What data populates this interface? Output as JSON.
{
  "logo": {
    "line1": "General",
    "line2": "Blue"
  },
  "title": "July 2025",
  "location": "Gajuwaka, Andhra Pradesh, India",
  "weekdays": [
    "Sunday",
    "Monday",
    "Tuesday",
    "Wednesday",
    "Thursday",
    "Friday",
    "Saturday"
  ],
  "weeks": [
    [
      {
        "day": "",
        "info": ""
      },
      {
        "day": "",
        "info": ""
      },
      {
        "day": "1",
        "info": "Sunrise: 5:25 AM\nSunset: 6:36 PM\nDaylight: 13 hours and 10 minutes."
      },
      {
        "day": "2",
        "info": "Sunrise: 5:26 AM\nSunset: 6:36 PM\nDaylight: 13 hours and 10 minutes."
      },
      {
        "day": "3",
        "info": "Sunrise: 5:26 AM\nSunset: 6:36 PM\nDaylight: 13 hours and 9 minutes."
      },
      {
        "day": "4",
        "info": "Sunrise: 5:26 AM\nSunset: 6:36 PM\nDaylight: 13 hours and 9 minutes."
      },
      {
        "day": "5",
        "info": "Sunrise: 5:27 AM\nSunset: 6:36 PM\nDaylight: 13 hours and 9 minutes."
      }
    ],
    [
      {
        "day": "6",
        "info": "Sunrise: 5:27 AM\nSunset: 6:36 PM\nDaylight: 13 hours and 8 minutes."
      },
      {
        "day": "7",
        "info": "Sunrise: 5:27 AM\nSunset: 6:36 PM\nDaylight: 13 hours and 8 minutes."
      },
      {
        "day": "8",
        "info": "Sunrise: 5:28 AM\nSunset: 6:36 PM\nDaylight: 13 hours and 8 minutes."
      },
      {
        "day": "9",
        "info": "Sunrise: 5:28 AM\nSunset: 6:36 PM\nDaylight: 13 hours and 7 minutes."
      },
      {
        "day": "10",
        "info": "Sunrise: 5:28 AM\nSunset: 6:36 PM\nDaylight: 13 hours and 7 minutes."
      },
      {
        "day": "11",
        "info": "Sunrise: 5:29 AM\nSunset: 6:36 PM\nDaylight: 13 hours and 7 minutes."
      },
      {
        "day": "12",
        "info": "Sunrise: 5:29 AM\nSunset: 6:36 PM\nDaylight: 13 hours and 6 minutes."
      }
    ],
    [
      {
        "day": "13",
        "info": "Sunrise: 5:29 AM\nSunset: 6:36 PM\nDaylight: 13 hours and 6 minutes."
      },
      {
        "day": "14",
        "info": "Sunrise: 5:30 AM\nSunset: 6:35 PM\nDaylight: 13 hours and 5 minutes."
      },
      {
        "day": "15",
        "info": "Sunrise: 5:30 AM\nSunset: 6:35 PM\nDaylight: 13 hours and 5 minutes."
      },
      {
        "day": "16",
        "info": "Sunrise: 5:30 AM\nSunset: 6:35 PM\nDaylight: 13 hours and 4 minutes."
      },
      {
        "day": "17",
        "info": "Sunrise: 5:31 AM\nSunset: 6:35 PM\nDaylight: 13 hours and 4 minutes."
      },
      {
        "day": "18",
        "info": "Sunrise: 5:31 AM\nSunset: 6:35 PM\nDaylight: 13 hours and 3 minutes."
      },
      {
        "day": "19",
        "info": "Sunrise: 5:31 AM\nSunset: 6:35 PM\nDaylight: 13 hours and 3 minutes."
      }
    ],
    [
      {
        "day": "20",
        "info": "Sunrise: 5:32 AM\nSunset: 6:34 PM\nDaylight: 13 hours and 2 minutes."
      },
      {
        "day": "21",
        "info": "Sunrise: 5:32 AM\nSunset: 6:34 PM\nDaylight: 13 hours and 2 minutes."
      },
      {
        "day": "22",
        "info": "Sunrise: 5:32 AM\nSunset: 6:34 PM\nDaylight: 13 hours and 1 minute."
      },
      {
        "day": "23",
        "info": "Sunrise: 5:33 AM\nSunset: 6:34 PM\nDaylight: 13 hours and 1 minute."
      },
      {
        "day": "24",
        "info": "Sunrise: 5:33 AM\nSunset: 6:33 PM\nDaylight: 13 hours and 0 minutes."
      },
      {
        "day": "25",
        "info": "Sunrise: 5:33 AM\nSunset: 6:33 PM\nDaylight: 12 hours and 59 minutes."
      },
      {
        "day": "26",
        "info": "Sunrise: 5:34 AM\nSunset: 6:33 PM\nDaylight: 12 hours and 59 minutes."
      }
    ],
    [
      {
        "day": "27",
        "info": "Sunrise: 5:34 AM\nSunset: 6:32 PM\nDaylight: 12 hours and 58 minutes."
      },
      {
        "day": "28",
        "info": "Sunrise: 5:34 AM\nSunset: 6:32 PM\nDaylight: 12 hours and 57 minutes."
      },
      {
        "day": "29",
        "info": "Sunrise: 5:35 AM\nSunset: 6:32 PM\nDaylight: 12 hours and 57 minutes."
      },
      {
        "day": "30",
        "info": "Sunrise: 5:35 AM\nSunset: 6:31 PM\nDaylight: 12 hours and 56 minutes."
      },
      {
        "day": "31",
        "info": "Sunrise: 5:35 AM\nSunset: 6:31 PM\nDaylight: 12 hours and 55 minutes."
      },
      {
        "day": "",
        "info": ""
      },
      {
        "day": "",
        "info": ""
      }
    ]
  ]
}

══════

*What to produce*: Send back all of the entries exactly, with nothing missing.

*Answer for the task*:
What data populates this interface? Output as JSON.
{
  "logo": {
    "line1": "General",
    "line2": "Blue"
  },
  "title": "July 2025",
  "location": "Gajuwaka, Andhra Pradesh, India",
  "weekdays": [
    "Sunday",
    "Monday",
    "Tuesday",
    "Wednesday",
    "Thursday",
    "Friday",
    "Saturday"
  ],
  "weeks": [
    [
      {
        "day": "",
        "info": ""
      },
      {
        "day": "",
        "info": ""
      },
      {
        "day": "1",
        "info": "Sunrise: 5:25 AM\nSunset: 6:36 PM\nDaylight: 13 hours and 10 minutes."
      },
      {
        "day": "2",
        "info": "Sunrise: 5:26 AM\nSunset: 6:36 PM\nDaylight: 13 hours and 10 minutes."
      },
      {
        "day": "3",
        "info": "Sunrise: 5:26 AM\nSunset: 6:36 PM\nDaylight: 13 hours and 9 minutes."
      },
      {
        "day": "4",
        "info": "Sunrise: 5:26 AM\nSunset: 6:36 PM\nDaylight: 13 hours and 9 minutes."
      },
      {
        "day": "5",
        "info": "Sunrise: 5:27 AM\nSunset: 6:36 PM\nDaylight: 13 hours and 9 minutes."
      }
    ],
    [
      {
        "day": "6",
        "info": "Sunrise: 5:27 AM\nSunset: 6:36 PM\nDaylight: 13 hours and 8 minutes."
      },
      {
        "day": "7",
        "info": "Sunrise: 5:27 AM\nSunset: 6:36 PM\nDaylight: 13 hours and 8 minutes."
      },
      {
        "day": "8",
        "info": "Sunrise: 5:28 AM\nSunset: 6:36 PM\nDaylight: 13 hours and 8 minutes."
      },
      {
        "day": "9",
        "info": "Sunrise: 5:28 AM\nSunset: 6:36 PM\nDaylight: 13 hours and 7 minutes."
      },
      {
        "day": "10",
        "info": "Sunrise: 5:28 AM\nSunset: 6:36 PM\nDaylight: 13 hours and 7 minutes."
      },
      {
        "day": "11",
        "info": "Sunrise: 5:29 AM\nSunset: 6:36 PM\nDaylight: 13 hours and 7 minutes."
      },
      {
        "day": "12",
        "info": "Sunrise: 5:29 AM\nSunset: 6:36 PM\nDaylight: 13 hours and 6 minutes."
      }
    ],
    [
      {
        "day": "13",
        "info": "Sunrise: 5:29 AM\nSunset: 6:36 PM\nDaylight: 13 hours and 6 minutes."
      },
      {
        "day": "14",
        "info": "Sunrise: 5:30 AM\nSunset: 6:35 PM\nDaylight: 13 hours and 5 minutes."
      },
      {
        "day": "15",
        "info": "Sunrise: 5:30 AM\nSunset: 6:35 PM\nDaylight: 13 hours and 5 minutes."
      },
      {
        "day": "16",
        "info": "Sunrise: 5:30 AM\nSunset: 6:35 PM\nDaylight: 13 hours and 4 minutes."
      },
      {
        "day": "17",
        "info": "Sunrise: 5:31 AM\nSunset: 6:35 PM\nDaylight: 13 hours and 4 minutes."
      },
      {
        "day": "18",
        "info": "Sunrise: 5:31 AM\nSunset: 6:35 PM\nDaylight: 13 hours and 3 minutes."
      },
      {
        "day": "19",
        "info": "Sunrise: 5:31 AM\nSunset: 6:35 PM\nDaylight: 13 hours and 3 minutes."
      }
    ],
    [
      {
        "day": "20",
        "info": "Sunrise: 5:32 AM\nSunset: 6:34 PM\nDaylight: 13 hours and 2 minutes."
      },
      {
        "day": "21",
        "info": "Sunrise: 5:32 AM\nSunset: 6:34 PM\nDaylight: 13 hours and 2 minutes."
      },
      {
        "day": "22",
        "info": "Sunrise: 5:32 AM\nSunset: 6:34 PM\nDaylight: 13 hours and 1 minute."
      },
      {
        "day": "23",
        "info": "Sunrise: 5:33 AM\nSunset: 6:34 PM\nDaylight: 13 hours and 1 minute."
      },
      {
        "day": "24",
        "info": "Sunrise: 5:33 AM\nSunset: 6:33 PM\nDaylight: 13 hours and 0 minutes."
      },
      {
        "day": "25",
        "info": "Sunrise: 5:33 AM\nSunset: 6:33 PM\nDaylight: 12 hours and 59 minutes."
      },
      {
        "day": "26",
        "info": "Sunrise: 5:34 AM\nSunset: 6:33 PM\nDaylight: 12 hours and 59 minutes."
      }
    ],
    [
      {
        "day": "27",
        "info": "Sunrise: 5:34 AM\nSunset: 6:32 PM\nDaylight: 12 hours and 58 minutes."
      },
      {
        "day": "28",
        "info": "Sunrise: 5:34 AM\nSunset: 6:32 PM\nDaylight: 12 hours and 57 minutes."
      },
      {
        "day": "29",
        "info": "Sunrise: 5:35 AM\nSunset: 6:32 PM\nDaylight: 12 hours and 57 minutes."
      },
      {
        "day": "30",
        "info": "Sunrise: 5:35 AM\nSunset: 6:31 PM\nDaylight: 12 hours and 56 minutes."
      },
      {
        "day": "31",
        "info": "Sunrise: 5:35 AM\nSunset: 6:31 PM\nDaylight: 12 hours and 55 minutes."
      },
      {
        "day": "",
        "info": ""
      },
      {
        "day": "",
        "info": ""
      }
    ]
  ]
}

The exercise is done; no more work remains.